President Obama’s message seems clearer, more directly applicable to a presidential race and a tough economy. The Obamas watched every penny once too… so Michelle Obama is speaking from experience. It’s plausible that she shopped at Walmart at one time.
The Romney message is confusing: Olympic organizer, Mrs. Romney’s cancer, then Gov. Romney’s cheapskate tendencies (or is he too lazy to go out and get the right light bulb?).
I think Walmart is the true winner for getting these high-profile moms to boost the brand.
Mulligan is available for adoption through the Pedigree Foundation
Immediately, the name creates a mindset: Pedigree Dog Food. It’s one of the top dog food brands (and a Mars Petcare brand) and was marketed for many years with the tagline “Top Breeders Recommend It.” A successful long-term partnership with the Westminster Kennel Club Dog Show ensued. No brainer, right?
But it seems the Pedigree people had a kennel-full of love for rescues and have, since the late 90’s, operated the Pedigree Foundation to promote and support shelters and breed rescues.
In 2007, someone (I’d sure like to know who) opened the cage. Pedigree changed their tagline to “We’re for Dogs” to include every kind of dog/owner and to incorporate (or at least not ignore) the foundation’s mission. The first campaign was the mixed breed spot “Dogs Rule.”
In 2011, their ad agency, TBWA\Chiat|Day Los Angeles, upped the ante with this grab-a-hankie spot, “Heroes.” Portraying shelter dogs as individuals with their own “tale”, the spot ran during the 2010 Westminster show and made an emotional argument for adopting shelter dogs.
The Westminsters were not pleased… said (per this NY Times article) that the spot was too sad…that they prefer an upbeat message, celebrating all dogs. Consequently, the two entities parted ways and Nestle Purina PetCare jumped at the chance to sponsor the coveted show. Ironically(?) Purina’s “Great” spot ran in Feb 2012, the same month that Westminster announced their sponsorship change.

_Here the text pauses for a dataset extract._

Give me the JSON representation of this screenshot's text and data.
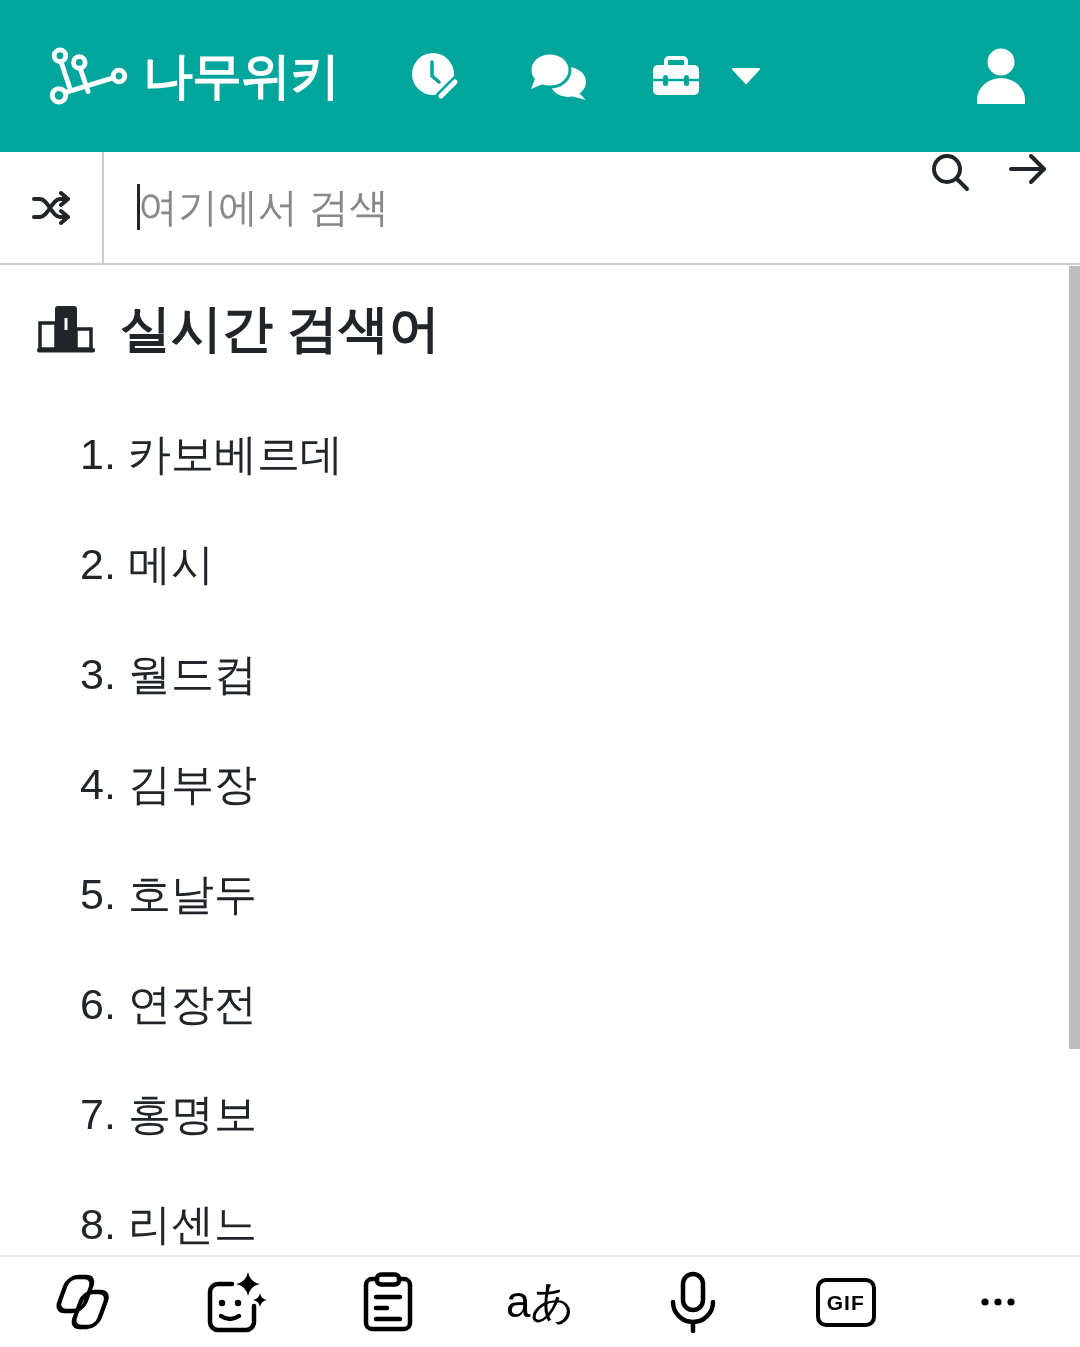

So far, it seems Pedigree came out on top. They carved out a niche with their foundation and are owning it with their advertising. They also picked up some invaluable PR with the split and their dog-gone do gooding. And changed the way the public thinks about their brand. Time will tell how much kibble was lost (or earned) in this brand rescue operation.
I easily found a fantastic* download with a plausible list. It’s from the very thorough team at Interbrand. Here’s the skinny (in no particular order):
Tiffany & Co.
Bed Bath & Beyond
The Home Depot
Not that I’ll only write about big-pocket brands, but it’s a good list to consider (and pay attention to). In fact, I’m heading to Home Depot tomorrow.
*Seriously, I could go on about this download! It’s 60+ pages of branding love and research findings (I can’t vouch for its accuracy or bias). Check it: 2012 Best Retail Brands. And use it to your best advantage. You’re welcome.
After all of these years in the ad biz, I’m still a sucker for an integrated campaign.
Let’s take a look at my new sweater, the result of a successful campaign from Garnet Hill.
First, their merchandise department sourced the right fashions for me and my target market gal pals. Then, the creative team developed a print catalog, full of autumn treasures and very few savings. (I perused over Sunday coffee on the sofa.)
And I saw my sweater. (Sooo cute. Sooo me. Sooo pricey!)
Then they sent a branded email blast to remind me of the new collection. (Sigh. There’s my sweater again. Ooh, I didn’t see that one before. Or that one.)
Then, hellooo FLASH SALE! Down and dirty 25% off, one day only. (Generous discount. But you’d better hurry, Susan!)
And I bought my new cashmere sweater plus 2 more wool cardigans online in 5 minutes flat.
Groundbreaking? No. But highly effective. What’s better ? This little consumer is now trained to open her emails to see what I can save on next. (That cute jersey shirt, I hope!)
Ok, your turn to dish. What gets you to open your wallet?